Special Education & Training
Special education, or special needs education, is the practice of educating students with special needs in a way that addresses their individual differences and needs. Special education is the individually planned and systematically monitored arrangement of teaching procedures, adapted equipment and materials, accessible settings, and other interventions designed to help learners with special needs achieve a higher level of personal self-sufficiency and success in school and community than would be available if the student were only given access to a typical classroom education.
How iHriday can help children with special educational needs
If your child has special educational needs, they may need extra help:
- With schoolwork
- Reading, writing, number work or understanding information
- Expressing themselves or understanding what others are saying
- Making friends or interacting with adults
- Behaving properly
- organizing themselves
Learners with special educational needs experience difficulties because of any one of the following, or some combination of:
Behavioural and social skill difficulties
Includes self-regulation, getting along with others, etc.
Communication or language disabilities
Either receptive or expressive (e.g. autism spectrum).
Either attention deficit hyperactivity disorder (ADHD) or attention deficit disorder (ADD).
includes difficulties in understanding, planning and organising
Includes both hearing loss and deafness, either congenital or acquired due to illness/injury
Literacy and language difficulties
Affects the learning process in one or more areas such as reading, spelling and writing (for example, dyslexia and dysgraphia).
Refers to learners who might struggle with tasks related to numeracy and mathematics competency (for example, dyscalculia).
Mental health issues
Includes depression, anxiety, etc. and can range from mild to severe. Learners can also have more than one mental health problem.

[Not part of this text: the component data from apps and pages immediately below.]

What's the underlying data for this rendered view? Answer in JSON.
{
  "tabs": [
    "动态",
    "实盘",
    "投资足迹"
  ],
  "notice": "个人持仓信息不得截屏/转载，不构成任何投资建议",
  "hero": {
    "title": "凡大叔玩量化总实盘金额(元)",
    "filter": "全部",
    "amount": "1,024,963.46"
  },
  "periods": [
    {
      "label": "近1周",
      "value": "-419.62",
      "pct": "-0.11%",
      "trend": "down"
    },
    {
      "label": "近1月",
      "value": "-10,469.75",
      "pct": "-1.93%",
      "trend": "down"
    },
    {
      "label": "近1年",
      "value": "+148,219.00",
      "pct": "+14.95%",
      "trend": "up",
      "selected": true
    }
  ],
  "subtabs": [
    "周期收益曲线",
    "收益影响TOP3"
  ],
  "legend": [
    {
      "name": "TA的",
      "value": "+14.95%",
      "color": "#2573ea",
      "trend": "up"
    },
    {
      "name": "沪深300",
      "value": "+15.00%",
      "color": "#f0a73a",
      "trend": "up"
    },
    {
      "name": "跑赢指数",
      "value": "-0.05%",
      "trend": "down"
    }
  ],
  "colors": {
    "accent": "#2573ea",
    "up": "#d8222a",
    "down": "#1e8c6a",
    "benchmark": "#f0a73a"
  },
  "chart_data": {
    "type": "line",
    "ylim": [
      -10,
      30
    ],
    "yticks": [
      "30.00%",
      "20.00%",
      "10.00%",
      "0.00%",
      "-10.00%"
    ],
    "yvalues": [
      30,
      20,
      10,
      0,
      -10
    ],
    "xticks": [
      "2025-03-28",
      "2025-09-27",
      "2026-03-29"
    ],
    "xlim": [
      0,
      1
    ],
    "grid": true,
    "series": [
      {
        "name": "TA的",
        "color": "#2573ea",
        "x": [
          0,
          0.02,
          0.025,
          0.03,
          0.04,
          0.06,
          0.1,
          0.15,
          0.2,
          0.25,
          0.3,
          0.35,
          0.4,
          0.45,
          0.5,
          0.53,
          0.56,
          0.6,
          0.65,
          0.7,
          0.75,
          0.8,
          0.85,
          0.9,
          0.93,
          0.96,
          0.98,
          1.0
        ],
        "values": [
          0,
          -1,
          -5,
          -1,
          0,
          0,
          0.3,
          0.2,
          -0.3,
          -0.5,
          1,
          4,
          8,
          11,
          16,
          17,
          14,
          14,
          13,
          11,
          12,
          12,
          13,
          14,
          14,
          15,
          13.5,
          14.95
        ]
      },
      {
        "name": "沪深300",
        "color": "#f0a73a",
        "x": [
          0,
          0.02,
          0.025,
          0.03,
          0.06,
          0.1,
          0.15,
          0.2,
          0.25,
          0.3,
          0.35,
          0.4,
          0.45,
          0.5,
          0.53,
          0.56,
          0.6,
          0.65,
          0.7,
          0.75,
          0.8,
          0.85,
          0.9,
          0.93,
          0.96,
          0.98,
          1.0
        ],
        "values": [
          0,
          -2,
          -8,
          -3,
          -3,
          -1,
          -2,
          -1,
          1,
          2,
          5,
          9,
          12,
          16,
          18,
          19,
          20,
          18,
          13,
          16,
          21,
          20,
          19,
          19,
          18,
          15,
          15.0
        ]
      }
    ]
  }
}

Physical or neurological impairments
Can be congenital or acquired (for example, muscular dystrophy or traumatic brain injury) and can range in severity. Neurological impairment may not be visible.
Used to describe the consequence of an eye condition or disorder. The degree of impairment ranges from mild to severe.
1.Attention deficit disorder:ADD is a disorder that causes difficulties with focusing, sustaining and shifting attention. This can have a significant impact on a student’s ability to learn.
2.Attention deficit hyperactivity disorder: ADHD is a regulatory problem of attention, activity level and impulse control and it can have a significant impact on a student’s ability to learn.
3.Asperger syndrome: individuals with Asperger syndrome usually have difficulties with social interaction, social communication and social imagination. They are distinct from those with autism in that they do not have language delays. Due to the similarities between Asperger syndrome and high-functioning autism, there is a debate over whether two different terms are needed and ‘Autism Spectrum Disorder’ is now commonly used to describe the range of the autism spectrum including Asperger syndrome.
4.Autism spectrum: although every person with autism is unique, the following characteristics are particularly significant in the diagnosis of autism: communication, social interaction, learning difficulties, unusual/repetitive behaviour/s. Other characteristics can include unusual patterns of attention, unusual responses to sensory stimuli, and increased anxiety.
5.Differentiated Instruction: involves teaching in an organised, yet flexible way that allows all students in a class to learn; it is not specifically directed for students with learning difficulties. Differentiated instruction takes into account that students have different learning preferences, strengths, and abilities. Instead of teaching to the middle or average student, teachers proactively adjust their teaching to provide for more or less structure, direction, challenge or options depending on the needs and abilities of learners. This includes gifted children.
6.Dyscalculia: refers to a wide range of learning difficulties involving mathematics. There is no single type of maths disability and it varies from person to person. Children can exhibit visual spatial difficulties or language process difficulties making it difficult to understand ‘word problems’. Dysgraphia: refers to writing difficulties, including handwriting that is either illegible or difficult to read.
7.Dyslexia: refers to a learning difficulty that primarily affects the skills involved in accurate and fluent word reading and spelling.
8.Dyspraxia: also known as developmental coordination disorder. Learners with this disorder have problems adequately registering, interpreting, organising or integrating information, and it affects basic and fine motor skills.
9.Inclusion: refers to integrating learners in the regular school system (and class) as opposed to placing a learner in a special school or class. Learners with special educational needs are provided with the technical, assistive or personal supports needed.